Report every line of the records that contains the word "JSON".

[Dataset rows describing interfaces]
+ + + + + + +
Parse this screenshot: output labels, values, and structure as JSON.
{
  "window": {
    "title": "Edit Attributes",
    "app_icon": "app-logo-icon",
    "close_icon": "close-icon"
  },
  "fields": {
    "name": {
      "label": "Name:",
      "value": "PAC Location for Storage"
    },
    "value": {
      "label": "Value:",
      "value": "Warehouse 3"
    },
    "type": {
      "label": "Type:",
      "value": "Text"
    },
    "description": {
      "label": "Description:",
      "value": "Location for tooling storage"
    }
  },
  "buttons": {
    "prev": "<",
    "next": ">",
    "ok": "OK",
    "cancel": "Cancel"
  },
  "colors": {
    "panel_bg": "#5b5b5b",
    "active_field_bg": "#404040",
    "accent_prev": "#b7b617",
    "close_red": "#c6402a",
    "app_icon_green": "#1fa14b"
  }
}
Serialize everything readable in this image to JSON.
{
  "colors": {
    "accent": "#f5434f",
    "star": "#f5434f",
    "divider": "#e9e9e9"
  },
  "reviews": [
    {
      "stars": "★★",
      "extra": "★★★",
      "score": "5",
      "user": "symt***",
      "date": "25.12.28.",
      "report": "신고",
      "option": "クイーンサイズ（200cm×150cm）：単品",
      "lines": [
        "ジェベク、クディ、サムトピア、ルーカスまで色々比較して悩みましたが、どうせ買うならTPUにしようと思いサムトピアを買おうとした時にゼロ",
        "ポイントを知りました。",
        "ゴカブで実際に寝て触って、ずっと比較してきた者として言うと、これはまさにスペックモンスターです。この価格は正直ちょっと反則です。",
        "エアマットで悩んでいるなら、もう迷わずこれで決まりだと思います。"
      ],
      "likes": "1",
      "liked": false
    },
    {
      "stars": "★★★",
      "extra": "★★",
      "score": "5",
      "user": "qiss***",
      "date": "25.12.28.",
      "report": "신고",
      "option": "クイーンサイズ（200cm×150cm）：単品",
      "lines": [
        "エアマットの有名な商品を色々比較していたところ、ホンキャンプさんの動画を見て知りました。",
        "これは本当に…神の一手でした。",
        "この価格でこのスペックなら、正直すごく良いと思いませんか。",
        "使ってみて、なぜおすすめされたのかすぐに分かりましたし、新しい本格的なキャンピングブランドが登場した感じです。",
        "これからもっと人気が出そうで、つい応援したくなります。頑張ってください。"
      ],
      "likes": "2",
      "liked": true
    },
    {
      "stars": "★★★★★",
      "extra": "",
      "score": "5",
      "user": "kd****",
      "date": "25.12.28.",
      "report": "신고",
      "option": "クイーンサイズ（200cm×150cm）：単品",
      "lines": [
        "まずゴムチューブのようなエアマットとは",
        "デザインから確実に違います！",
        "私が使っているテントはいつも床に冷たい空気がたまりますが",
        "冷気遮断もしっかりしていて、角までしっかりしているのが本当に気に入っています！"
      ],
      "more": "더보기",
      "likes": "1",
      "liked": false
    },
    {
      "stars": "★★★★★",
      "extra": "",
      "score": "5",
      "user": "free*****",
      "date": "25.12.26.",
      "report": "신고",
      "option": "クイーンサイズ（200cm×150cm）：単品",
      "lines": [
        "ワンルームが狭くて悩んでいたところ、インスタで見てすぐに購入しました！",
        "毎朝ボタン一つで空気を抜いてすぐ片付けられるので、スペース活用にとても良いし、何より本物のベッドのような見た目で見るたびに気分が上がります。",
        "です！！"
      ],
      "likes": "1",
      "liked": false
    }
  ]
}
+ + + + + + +
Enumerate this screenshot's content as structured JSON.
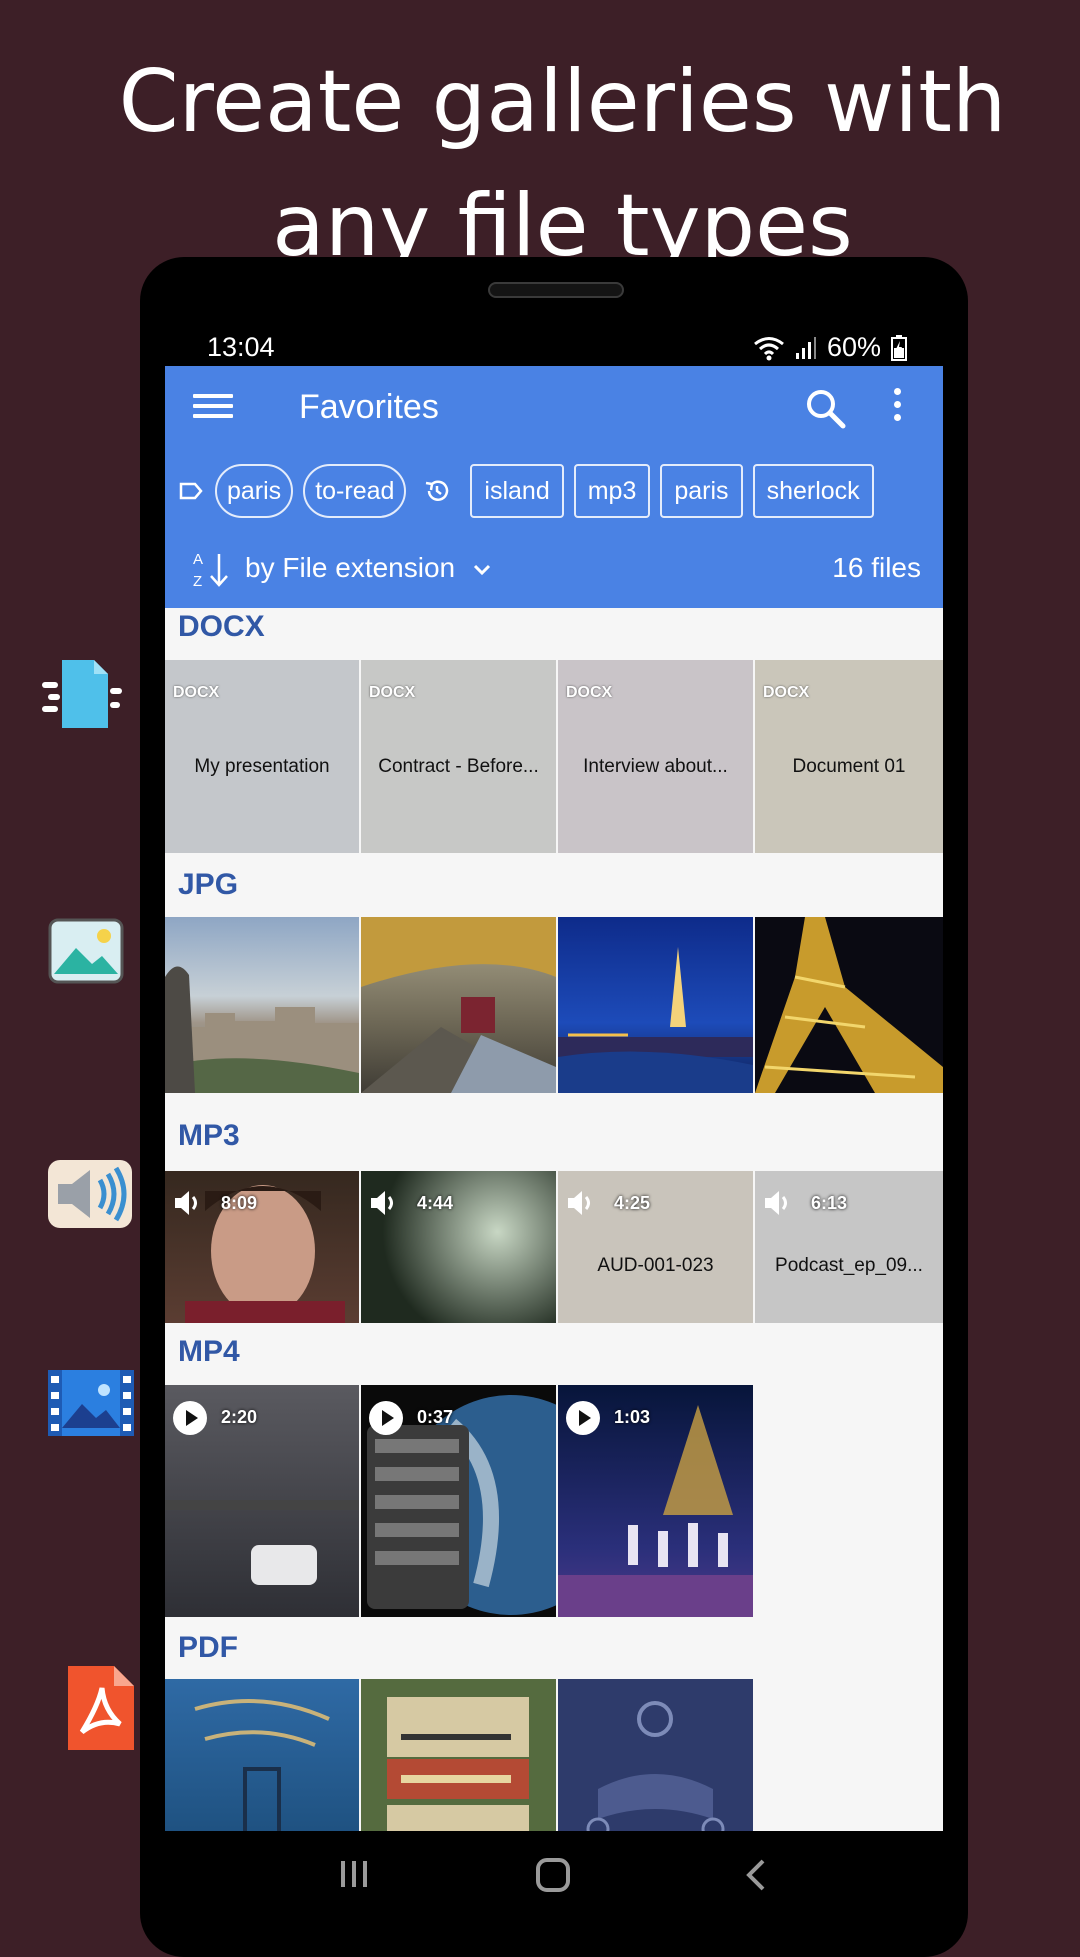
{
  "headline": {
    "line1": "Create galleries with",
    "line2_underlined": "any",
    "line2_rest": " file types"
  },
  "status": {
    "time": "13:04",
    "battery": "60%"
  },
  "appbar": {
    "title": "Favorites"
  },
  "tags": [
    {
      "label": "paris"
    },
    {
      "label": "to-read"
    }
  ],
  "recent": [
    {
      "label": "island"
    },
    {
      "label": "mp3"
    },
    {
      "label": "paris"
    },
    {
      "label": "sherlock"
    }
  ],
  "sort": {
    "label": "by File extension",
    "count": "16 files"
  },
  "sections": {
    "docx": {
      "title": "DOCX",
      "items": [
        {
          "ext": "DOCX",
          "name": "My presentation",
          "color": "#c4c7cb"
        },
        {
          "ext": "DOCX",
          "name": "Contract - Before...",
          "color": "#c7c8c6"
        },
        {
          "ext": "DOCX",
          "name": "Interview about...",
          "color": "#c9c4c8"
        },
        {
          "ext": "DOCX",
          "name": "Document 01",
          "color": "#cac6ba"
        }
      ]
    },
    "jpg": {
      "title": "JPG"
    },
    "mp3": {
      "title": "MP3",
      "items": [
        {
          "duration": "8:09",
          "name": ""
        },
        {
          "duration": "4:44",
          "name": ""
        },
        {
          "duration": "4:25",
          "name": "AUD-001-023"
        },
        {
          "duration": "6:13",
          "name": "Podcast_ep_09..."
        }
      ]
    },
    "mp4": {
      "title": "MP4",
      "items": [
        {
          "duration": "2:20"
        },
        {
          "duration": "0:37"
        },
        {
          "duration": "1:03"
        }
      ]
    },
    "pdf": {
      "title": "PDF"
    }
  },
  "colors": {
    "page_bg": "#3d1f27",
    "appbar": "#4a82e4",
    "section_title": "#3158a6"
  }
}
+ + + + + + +
◆ RESPONSE AREA:
Parse this screenshot: output labels, values, and structure as JSON.
Serialize everything readable in this image to JSON.
Enumerate this screenshot's content as structured JSON.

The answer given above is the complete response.